Assigned task -> Go through the records below line by line. Count the lines with "this" and give the count alone.

Data shown ->
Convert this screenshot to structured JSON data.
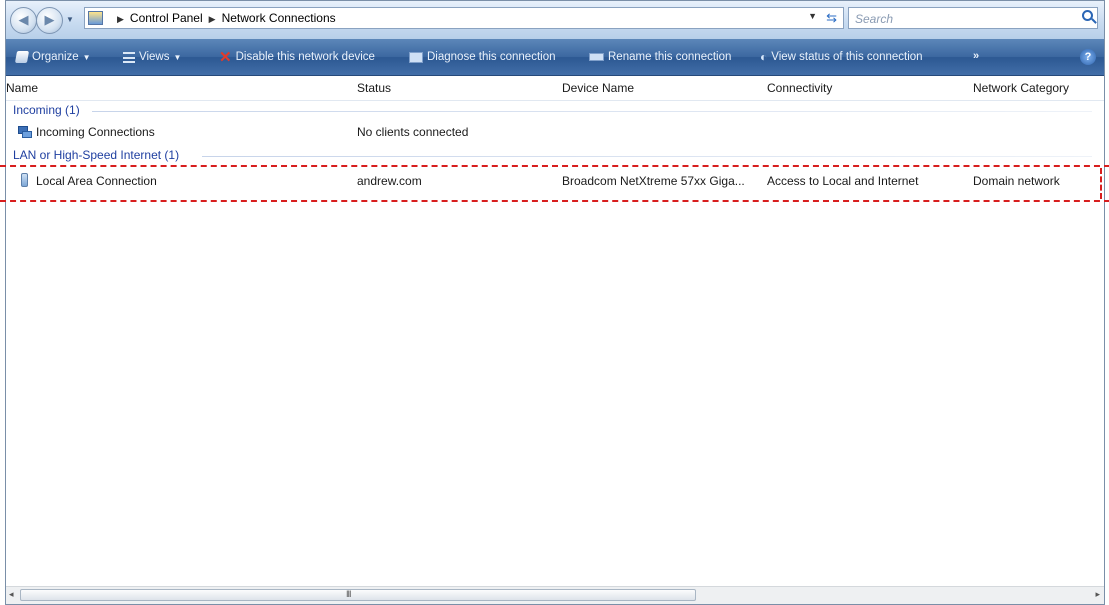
{
  "address_bar": {
    "breadcrumbs": [
      "Control Panel",
      "Network Connections"
    ],
    "search_placeholder": "Search"
  },
  "toolbar": {
    "organize": "Organize",
    "views": "Views",
    "disable": "Disable this network device",
    "diagnose": "Diagnose this connection",
    "rename": "Rename this connection",
    "view_status": "View status of this connection",
    "more": "»",
    "help": "?"
  },
  "columns": [
    "Name",
    "Status",
    "Device Name",
    "Connectivity",
    "Network Category"
  ],
  "groups": [
    {
      "label": "Incoming (1)",
      "items": [
        {
          "name": "Incoming Connections",
          "status": "No clients connected",
          "device": "",
          "connectivity": "",
          "category": ""
        }
      ]
    },
    {
      "label": "LAN or High-Speed Internet (1)",
      "items": [
        {
          "name": "Local Area Connection",
          "status": "andrew.com",
          "device": "Broadcom NetXtreme 57xx Giga...",
          "connectivity": "Access to Local and Internet",
          "category": "Domain network"
        }
      ]
    }
  ],
  "scrollbar": {
    "left_arrow": "◂",
    "right_arrow": "▸",
    "grip": "III"
  },
  "colors": {
    "command_bar": "#3b67a0",
    "group_header": "#1f3fa0",
    "highlight": "#d81e1e"
  }
}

Exercise response -> 5